Producers of the seven shows in those darkened theatres — the Brooks Atkinson, Gershwin, Lunt-Fontanne, Marquis, Minskoff, Nederlander, Neil Simon, Palace and Richard Rodgers — have also joined in the suit, which claims the union has been striking the Nederlander houses only to pressure the League of American Theatres and Producers to make a settlement with the union, which makes the strike "an unlawful secondary boycott."
The Nederlander Organization is suing the union for $35 million in damages, reports the New York daily.
The Nederlanders had been observers in the lengthy pre-strike negotiations between Local One and the League. Although the Nederlander Organization is a member of the League, the company had its own (also-expired) contract with the union. The Nederlanders and the union had agreed that they would more or less abide by whatever contract the League and the union eventually agreed upon.
Because of that agreement, the Nederlanders did not begin implementing rules from the rejected contract on the union last month when the other theatre owners did.
The Nederlanders did, however, send a letter to the union prior to the union's Oct. 21 strike authorization vote.
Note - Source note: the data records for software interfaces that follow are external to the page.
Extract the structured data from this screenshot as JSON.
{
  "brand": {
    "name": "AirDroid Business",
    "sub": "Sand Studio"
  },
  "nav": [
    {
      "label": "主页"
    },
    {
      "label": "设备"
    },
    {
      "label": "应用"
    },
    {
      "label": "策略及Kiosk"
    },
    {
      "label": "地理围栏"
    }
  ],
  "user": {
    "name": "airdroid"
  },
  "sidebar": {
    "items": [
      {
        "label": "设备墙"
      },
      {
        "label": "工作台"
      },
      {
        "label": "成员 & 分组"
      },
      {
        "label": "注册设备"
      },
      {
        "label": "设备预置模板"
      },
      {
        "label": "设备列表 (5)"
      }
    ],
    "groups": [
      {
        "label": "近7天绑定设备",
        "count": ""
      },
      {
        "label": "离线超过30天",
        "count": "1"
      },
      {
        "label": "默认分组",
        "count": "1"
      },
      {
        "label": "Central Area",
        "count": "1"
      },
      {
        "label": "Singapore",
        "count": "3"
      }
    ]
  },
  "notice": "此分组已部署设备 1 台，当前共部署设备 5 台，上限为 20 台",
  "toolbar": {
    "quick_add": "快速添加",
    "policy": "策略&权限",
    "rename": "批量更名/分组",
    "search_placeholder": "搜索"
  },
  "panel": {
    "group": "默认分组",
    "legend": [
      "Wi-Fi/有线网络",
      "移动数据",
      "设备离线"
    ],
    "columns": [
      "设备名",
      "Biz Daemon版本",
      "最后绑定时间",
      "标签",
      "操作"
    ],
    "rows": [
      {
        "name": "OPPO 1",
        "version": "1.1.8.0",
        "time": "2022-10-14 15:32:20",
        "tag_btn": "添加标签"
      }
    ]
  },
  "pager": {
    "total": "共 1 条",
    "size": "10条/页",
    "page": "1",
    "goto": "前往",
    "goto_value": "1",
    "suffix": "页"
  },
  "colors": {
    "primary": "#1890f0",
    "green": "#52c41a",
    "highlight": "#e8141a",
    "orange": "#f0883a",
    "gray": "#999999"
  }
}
Hershel Waxman, Vice President of Labor Relations of the Nederlander Organization, sent the hand-delivered letter to Local One President James Claffey Jr., which read, "Should Local One engage in a strike against the League, it would be in Nederlander's best interest to lock out the Local One bargaining unit so that the entire theatre industry achieves the best possible terms in any new agreement with Local One." In the end the Nederlanders did not lock out the union, but the union did — and continues to — strike the nine Nederlander theatres.